|The Naasut Tiara
Queen Margrethe’s already very impressive jewellery collection got a boost in her Jubilee year (Elizabeth II wasn't the only one with a Jubilee last year: Queen Margrethe’s celebrated 40 years on the Throne as well) with the addition of a demi-parure of a tiara and earrings.
The parure was a gift from Greenland and is made of gold, diamond and rubies (however hard I squinted and magnified the pictures, I could find no trace of the latter anywhere though). The tiara is adorned by flowers and other plants of Greenland; five of the largest flowers can be converted into brooches. The tiara is named Naasut Tiara for a very simple reason: "naasut" means "flowers" in Greenlandic.
|The Naasut Tiara and Earrings
The earrings each consist of two gold bellflowers with four smaller ones hanging on gold threads from the middle.

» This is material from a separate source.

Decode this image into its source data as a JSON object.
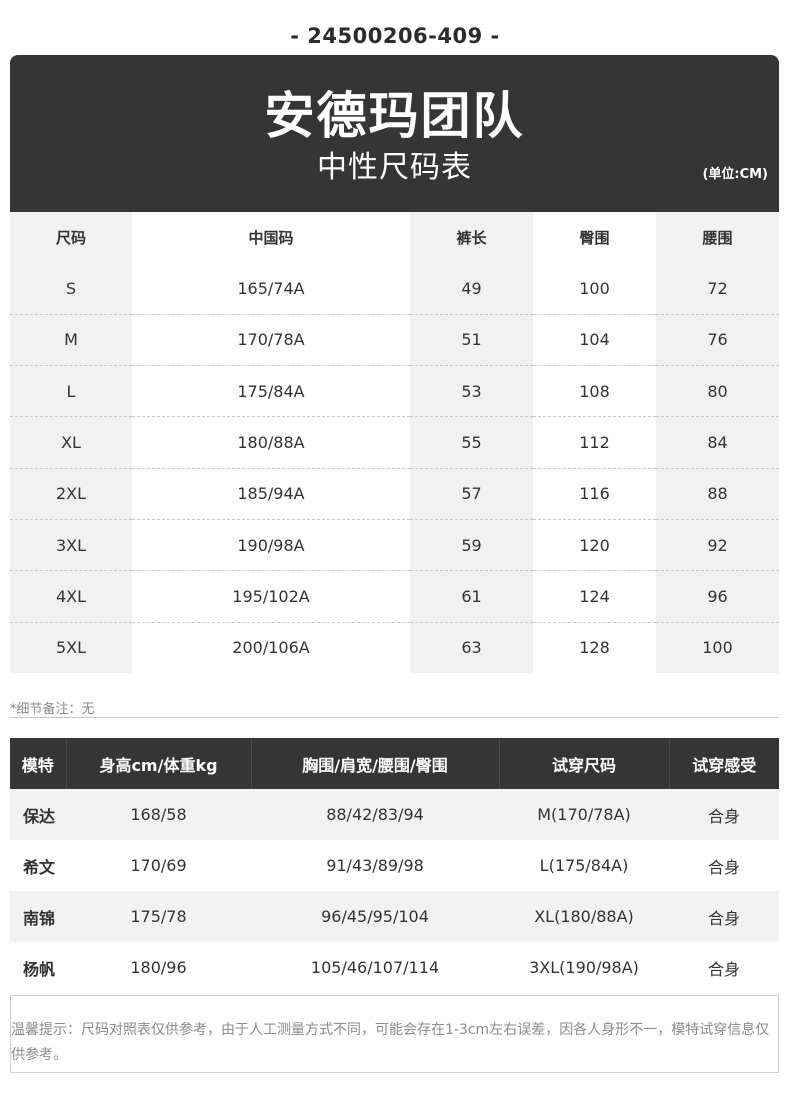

The entire parure cost about 300,000 kroner - roughly, about 40,000 Euros - to make.
The gold used for the creation of the set came from a mine in South Greenland. Years ago, gold from the mine was used to mind coins commemorating the International Polar Year. Some of the coins remained in National Bank’s vaults so when the idea of a gift to the Queen was first considered, the Bank was contacted with an offer to melt about a kilogram of gold coins to use them for the purpose.
|Queen Margrethe is presented with the parure (left), and trying on the earrings from the set (right)
The first setting wasn't a tiara though: initially, jeweller Nicholas Appel created a beautiful bouquet of flowers. As with the tiara, five of the largest flowers in the bouquet were detachable and could b worn as brooches. Later, with the Queen’s collaboration, the bouquet was transferred into a tiara and a matching pair of earrings.
Margrethe was presented with the parure by Josef Motzfeldt, the President of the Greenland Parliament, at a ceremony at Amalienborg in late 2012. It came in a beautiful box designed by Ina Rosing in collaboration with Rasmus Fenhann.
|The original bouquet (left), and gold coins melted to create the parure (right)
Perhaps because she had an active role in the design, the Queen appeared to be very happy with the gift, and promptly tried on the earrings during the presentation.
The début of the tiara took place surprisingly quick; Queen Margrethe wore it for the annual New Year’s Court Banquet at the beginning of January.
|Queen Margrethe wearing the Naasut Tiara and earrings for New Years Banquet in January of 2013
I would lie if I listed this tiara among my favourites but it is not too bad either. I do like the craftsmanship, and the details are really pretty too. What I dislike is the fact it is almost solid gold: the diamonds are very small and the rubies are pretty much invisible (if they exist at all). Besides, I don’t think gold pieces suit Queen Margrethe all that much.
Now, if Mary or Marie – who both have dark hair – wore the tiara, it could probably look really nice.